Plans to move UK emergency services communications onto a next-generation 4G platform could be pushed back by up to 10 years according to reports, but the Home Office has insisted no final decisions have been made.
MPs on the Public Accounts Committee last month said the department’s “incompetence” in relation to contracts to take Disclosure and Barring Service checks digital called its ability to deal with the huge Emergency Services Network upgrade into question.
The new closed-communications system would allow police, fire and ambulance services to communicate securely and reliably with each other via existing digital networks, replacing the radio-based Airwave system. But, as the PAC has previously noted, it relies on technology that is “not in use on a nationwide basis anywhere else in the world”.
Technology website The Register last week said unnamed industry sources were predicting a five-to-10 year delay in the introduction of the new network, which is supposed to replace Airwave from the end of 2019. It cited an “update on the programme” that suggested the Home Office’s options were either to push ahead with a partial rollout of the scheme that maintained Airwave for voice communications and used 4G for data or to “shut down” the programme developing the Emergency Services Network.

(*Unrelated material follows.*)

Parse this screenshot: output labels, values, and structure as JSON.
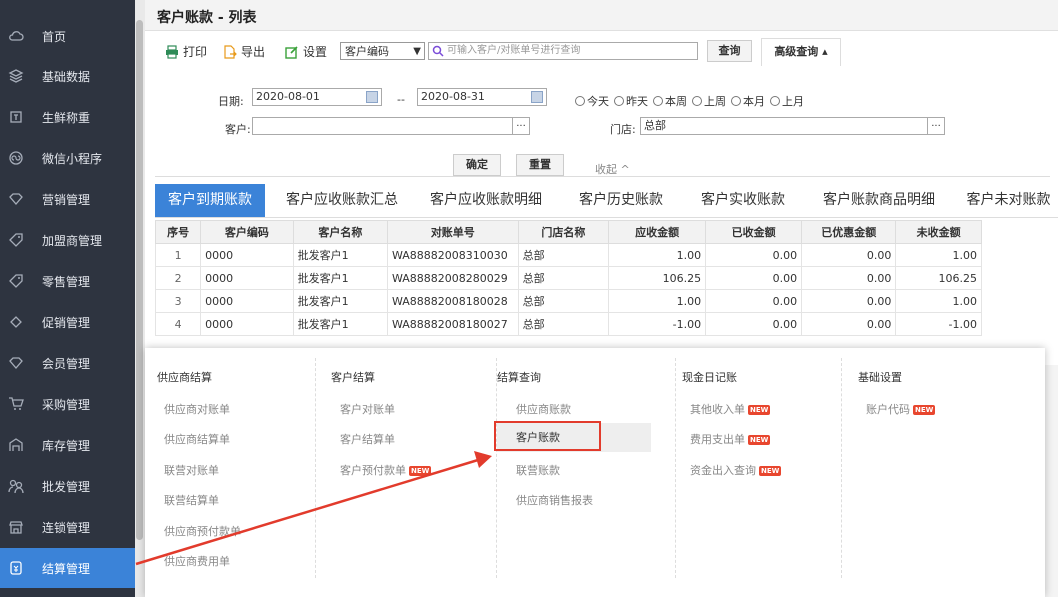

A 2016 report from the National Audit Office suggested that each year current arrangements for Airwave were extended would come with a price tag of £475m. That report put the cost of introducing the Emergency Services Network by March 2020 at £1.2bn. After that, it said that the new system was expected to save money in comparison to Airwave.
The Home Office said it was “resolute” that the emergency services would not be expected to use the new network until they were satisfied it would support them in live operations.
“This a complex project which will provide the emergency services with the most advanced communications system of its kind anywhere in the world,” a spokesperson said.
“We keep the delivery of ESN and the continued use of Airwave under constant review. We have not made any decisions about extending relevant contracts.
“We will have a clearer picture of delivery timescales once the ongoing review of the programme is complete”.
Following the PAC report on the Disclosure and Barring Service’s digital transformation programme, which is running four years late and is projected to come in £229m over budget, committee chair Meg Hillier said there were “serious concerns” about the ESN, which is the department’s biggest project.
“These are testing times for the Home Office,” she said. “The department also faces huge challenges arising from the UK’s departure from the EU – not least, potential threats to security at the border from day one of Brexit.”
The Home Office review of the programme is expected to be published next month.